Thatcher's recession and Brown's recession


In 1979, Margaret Thatcher came to power in Britain, pledging to end the raging inflation of the time, curb the growth of public spending and borrowing, and balance the government's books. She did all of that, though she could not spare Britain the recession that inevitably followed the collapse of the inflationary boom.

Indeed, the depth of the economic collapse took the government by surprise. Mrs Thatcher had read her Milton Friedman. Inflation was the Number One enemy, because it eroded confidence in money, made real price movements impossible for entrepreneurs to spot, and so generally messed up the market process. It was like a drug: you needed larger and larger doses to get the same stimulating effect. When you came off it, you would have a nasty hangover of unemployment. But better to get that with over earlier rather than later.

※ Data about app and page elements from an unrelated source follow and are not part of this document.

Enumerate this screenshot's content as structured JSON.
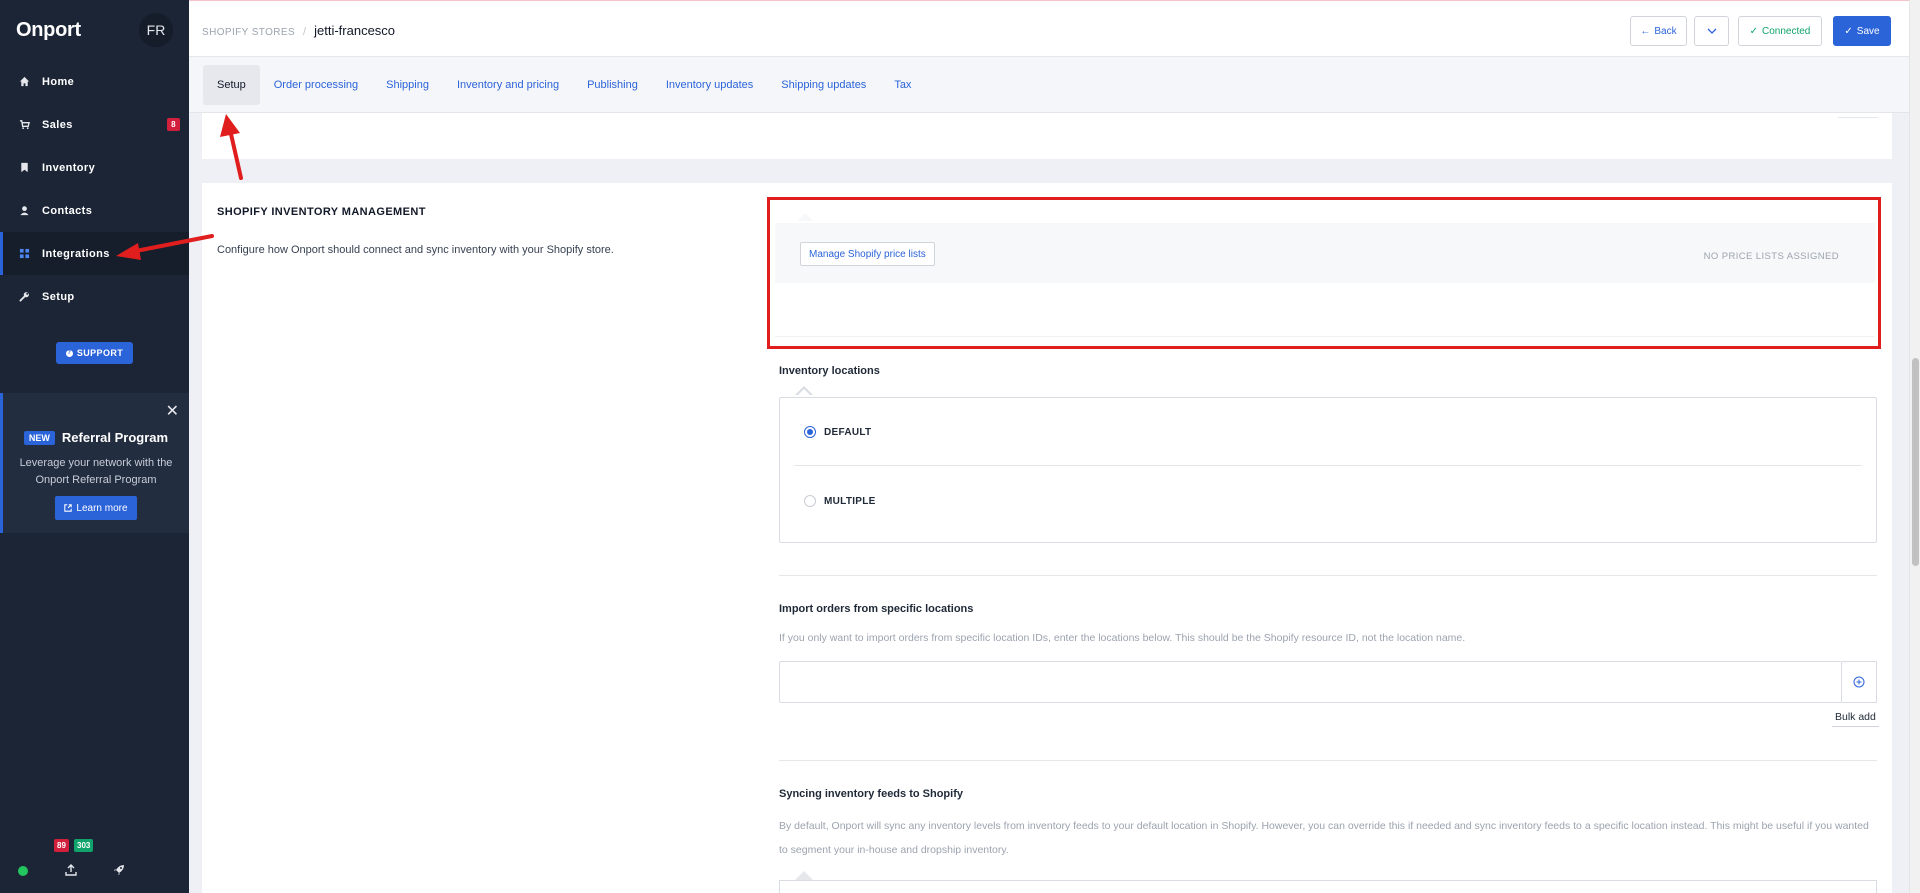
{
  "sidebar": {
    "logo": "Onport",
    "avatar": "FR",
    "items": [
      {
        "label": "Home",
        "icon": "home-icon"
      },
      {
        "label": "Sales",
        "icon": "cart-icon",
        "badge": "8"
      },
      {
        "label": "Inventory",
        "icon": "bookmark-icon"
      },
      {
        "label": "Contacts",
        "icon": "user-icon"
      },
      {
        "label": "Integrations",
        "icon": "grid-icon"
      },
      {
        "label": "Setup",
        "icon": "wrench-icon"
      }
    ],
    "support_label": "SUPPORT",
    "referral": {
      "badge": "NEW",
      "title": "Referral Program",
      "text": "Leverage your network with the Onport Referral Program",
      "button": "Learn more"
    },
    "bottom": {
      "badge_red": "89",
      "badge_green": "303"
    }
  },
  "header": {
    "breadcrumb_parent": "SHOPIFY STORES",
    "breadcrumb_sep": "/",
    "breadcrumb_current": "jetti-francesco",
    "back_label": "Back",
    "connected_label": "Connected",
    "save_label": "Save"
  },
  "tabs": [
    {
      "label": "Setup",
      "active": true
    },
    {
      "label": "Order processing"
    },
    {
      "label": "Shipping"
    },
    {
      "label": "Inventory and pricing"
    },
    {
      "label": "Publishing"
    },
    {
      "label": "Inventory updates"
    },
    {
      "label": "Shipping updates"
    },
    {
      "label": "Tax"
    }
  ],
  "section": {
    "title": "SHOPIFY INVENTORY MANAGEMENT",
    "description": "Configure how Onport should connect and sync inventory with your Shopify store.",
    "manage_button": "Manage Shopify price lists",
    "no_price_lists": "NO PRICE LISTS ASSIGNED",
    "inventory_locations_label": "Inventory locations",
    "option_default": "DEFAULT",
    "option_multiple": "MULTIPLE",
    "selected_option": "DEFAULT",
    "import_title": "Import orders from specific locations",
    "import_desc": "If you only want to import orders from specific location IDs, enter the locations below. This should be the Shopify resource ID, not the location name.",
    "bulk_add": "Bulk add",
    "sync_title": "Syncing inventory feeds to Shopify",
    "sync_desc": "By default, Onport will sync any inventory levels from inventory feeds to your default location in Shopify. However, you can override this if needed and sync inventory feeds to a specific location instead. This might be useful if you wanted to segment your in-house and dropship inventory."
  },
  "colors": {
    "accent": "#2b63d9",
    "sidebar_bg": "#1c2536",
    "annotation_red": "#e01e1e",
    "success": "#10a36b",
    "danger": "#d21f3c"
  }
}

But the government was unprepared for the scale of the downturn. Indeed, many ministers got cold feet. Rather than the pain being spread evenly across the economy, some industries simply collapsed, with huge job losses.

Mrs Thatcher should have been reading her Hayek. For Austrian Economics explained what was happening. Money, said Hayek, was like honey pouring onto a table. It formed a mound where it went into the economy. Turn off the supply, and the central mound collapses, but more of it reaches the outer edges. When Mrs Thatcher turned off the money supply, those industries that had relied on the boom – the heavy state industries in particular, but also luxury goods manufacture, travel, holidays, housebuilding – simply collapsed. But new industries further away from the central boom – the new computer industries for example – actually did just fine.

I don't know that the Thatcher Administration ever quite got it. But having killed inflation, the economy roared back into life, and they wiped their brows and carried on.

In the current recession, we are seeing much the same phenomenon. The firms that are suffering most are the heavy industries and luxuries, like steelmaking, carmaking, housebuilding, and travel. Any retailer selling to customers who can put off their purchases until times improve – people selling anything except food, almost – are also having a hard time. But other sectors are doing much better.

The difference this time, perhaps, is that potentially rising industries – if I knew what they were I'd be rich, but I mean the modern equivalent of the 1980s computer pioneers – are finding it hard to get any of the honey because bank credit has dried up. So it's going to be bad. But maybe not as bad as all the job losses from the big heavy industries might make you think.